## Your assignment:
Scan the material for the word "Enter", and copy each line where it shows up.

## The input:
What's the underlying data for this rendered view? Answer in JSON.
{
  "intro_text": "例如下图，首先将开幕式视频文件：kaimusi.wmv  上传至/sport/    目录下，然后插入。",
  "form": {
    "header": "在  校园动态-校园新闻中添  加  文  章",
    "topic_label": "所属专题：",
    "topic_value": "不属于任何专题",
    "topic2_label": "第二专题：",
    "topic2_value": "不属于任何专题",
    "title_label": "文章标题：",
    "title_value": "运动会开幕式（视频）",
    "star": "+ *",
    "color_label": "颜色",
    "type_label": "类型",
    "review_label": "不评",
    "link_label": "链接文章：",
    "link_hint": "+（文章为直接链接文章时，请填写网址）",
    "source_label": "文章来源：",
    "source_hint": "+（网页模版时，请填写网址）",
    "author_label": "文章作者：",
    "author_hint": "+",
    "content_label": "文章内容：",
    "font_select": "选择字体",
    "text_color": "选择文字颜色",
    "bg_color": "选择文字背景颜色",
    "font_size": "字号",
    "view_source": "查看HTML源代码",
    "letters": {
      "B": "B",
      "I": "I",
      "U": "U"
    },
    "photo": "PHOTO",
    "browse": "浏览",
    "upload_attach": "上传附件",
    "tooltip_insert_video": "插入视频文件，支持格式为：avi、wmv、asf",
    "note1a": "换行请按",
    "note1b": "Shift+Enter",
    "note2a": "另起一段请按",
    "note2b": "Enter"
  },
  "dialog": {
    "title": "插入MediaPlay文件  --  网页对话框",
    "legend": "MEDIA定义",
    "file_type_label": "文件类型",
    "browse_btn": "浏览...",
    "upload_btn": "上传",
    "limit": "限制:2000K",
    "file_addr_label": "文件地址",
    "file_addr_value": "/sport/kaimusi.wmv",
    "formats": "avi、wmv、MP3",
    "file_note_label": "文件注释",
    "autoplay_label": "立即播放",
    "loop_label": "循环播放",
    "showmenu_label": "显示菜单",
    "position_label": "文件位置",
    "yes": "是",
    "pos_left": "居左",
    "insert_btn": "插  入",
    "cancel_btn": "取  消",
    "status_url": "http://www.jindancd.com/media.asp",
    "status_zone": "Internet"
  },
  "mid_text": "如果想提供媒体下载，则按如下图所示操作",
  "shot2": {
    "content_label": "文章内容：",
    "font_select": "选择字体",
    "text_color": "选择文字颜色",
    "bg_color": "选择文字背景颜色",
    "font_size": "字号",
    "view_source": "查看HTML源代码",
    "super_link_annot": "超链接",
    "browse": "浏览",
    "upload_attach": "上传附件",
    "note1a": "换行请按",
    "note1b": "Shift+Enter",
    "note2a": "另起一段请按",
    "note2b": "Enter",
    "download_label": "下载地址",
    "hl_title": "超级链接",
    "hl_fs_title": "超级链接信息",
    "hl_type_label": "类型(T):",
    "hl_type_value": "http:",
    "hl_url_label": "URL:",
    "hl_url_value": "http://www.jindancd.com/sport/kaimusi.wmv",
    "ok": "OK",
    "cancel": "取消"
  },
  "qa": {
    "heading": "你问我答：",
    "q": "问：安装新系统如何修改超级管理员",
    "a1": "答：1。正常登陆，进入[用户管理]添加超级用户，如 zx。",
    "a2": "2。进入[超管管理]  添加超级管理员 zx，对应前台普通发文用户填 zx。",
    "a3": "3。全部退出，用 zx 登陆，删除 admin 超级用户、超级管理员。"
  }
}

## Written reply:
    "note1b": "Shift+Enter",
    "note2b": "Enter"
    "note1b": "Shift+Enter",
    "note2b": "Enter",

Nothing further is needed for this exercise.